_Task directions_
Go through the records and extract every line with the word "Fuel".

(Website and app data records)

>>

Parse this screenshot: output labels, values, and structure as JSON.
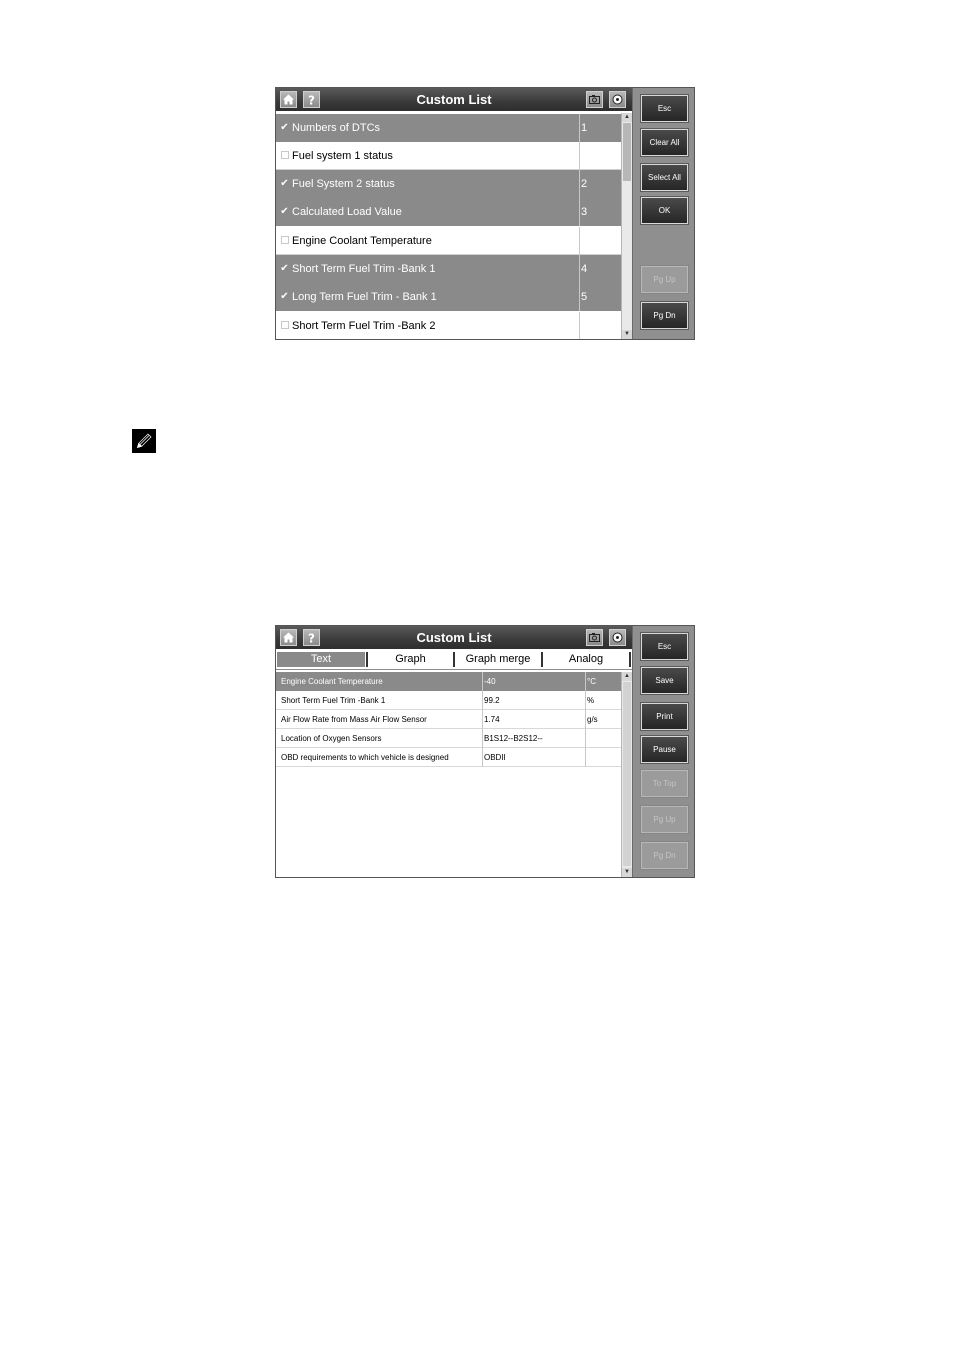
{
  "screen1": {
    "title": "Custom List",
    "rows": [
      {
        "label": "Numbers of DTCs",
        "value": "1",
        "checked": true
      },
      {
        "label": "Fuel system 1 status",
        "value": "",
        "checked": false
      },
      {
        "label": "Fuel System 2 status",
        "value": "2",
        "checked": true
      },
      {
        "label": "Calculated Load Value",
        "value": "3",
        "checked": true
      },
      {
        "label": "Engine Coolant Temperature",
        "value": "",
        "checked": false
      },
      {
        "label": "Short Term Fuel Trim -Bank 1",
        "value": "4",
        "checked": true
      },
      {
        "label": "Long Term Fuel Trim - Bank 1",
        "value": "5",
        "checked": true
      },
      {
        "label": "Short Term Fuel Trim -Bank 2",
        "value": "",
        "checked": false
      }
    ],
    "buttons": {
      "esc": "Esc",
      "clear_all": "Clear All",
      "select_all": "Select All",
      "ok": "OK",
      "pg_up": "Pg Up",
      "pg_dn": "Pg Dn"
    }
  },
  "screen2": {
    "title": "Custom List",
    "tabs": [
      "Text",
      "Graph",
      "Graph merge",
      "Analog"
    ],
    "rows": [
      {
        "name": "Engine Coolant Temperature",
        "value": "-40",
        "unit": "°C"
      },
      {
        "name": "Short Term Fuel Trim -Bank 1",
        "value": "99.2",
        "unit": "%"
      },
      {
        "name": "Air Flow Rate from Mass Air Flow Sensor",
        "value": "1.74",
        "unit": "g/s"
      },
      {
        "name": "Location of Oxygen Sensors",
        "value": "B1S12--B2S12--",
        "unit": ""
      },
      {
        "name": "OBD requirements to which vehicle is designed",
        "value": "OBDII",
        "unit": ""
      }
    ],
    "buttons": {
      "esc": "Esc",
      "save": "Save",
      "print": "Print",
      "pause": "Pause",
      "to_top": "To Top",
      "pg_up": "Pg Up",
      "pg_dn": "Pg Dn"
    }
  },
  "icons": {
    "home": "home-icon",
    "help": "help-icon",
    "camera": "camera-icon",
    "record": "record-icon",
    "note": "pencil-note-icon"
  }
}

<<

_Final answer_
        "label": "Fuel system 1 status",
        "label": "Fuel System 2 status",
        "label": "Short Term Fuel Trim -Bank 1",
        "label": "Long Term Fuel Trim - Bank 1",
        "label": "Short Term Fuel Trim -Bank 2",
        "name": "Short Term Fuel Trim -Bank 1",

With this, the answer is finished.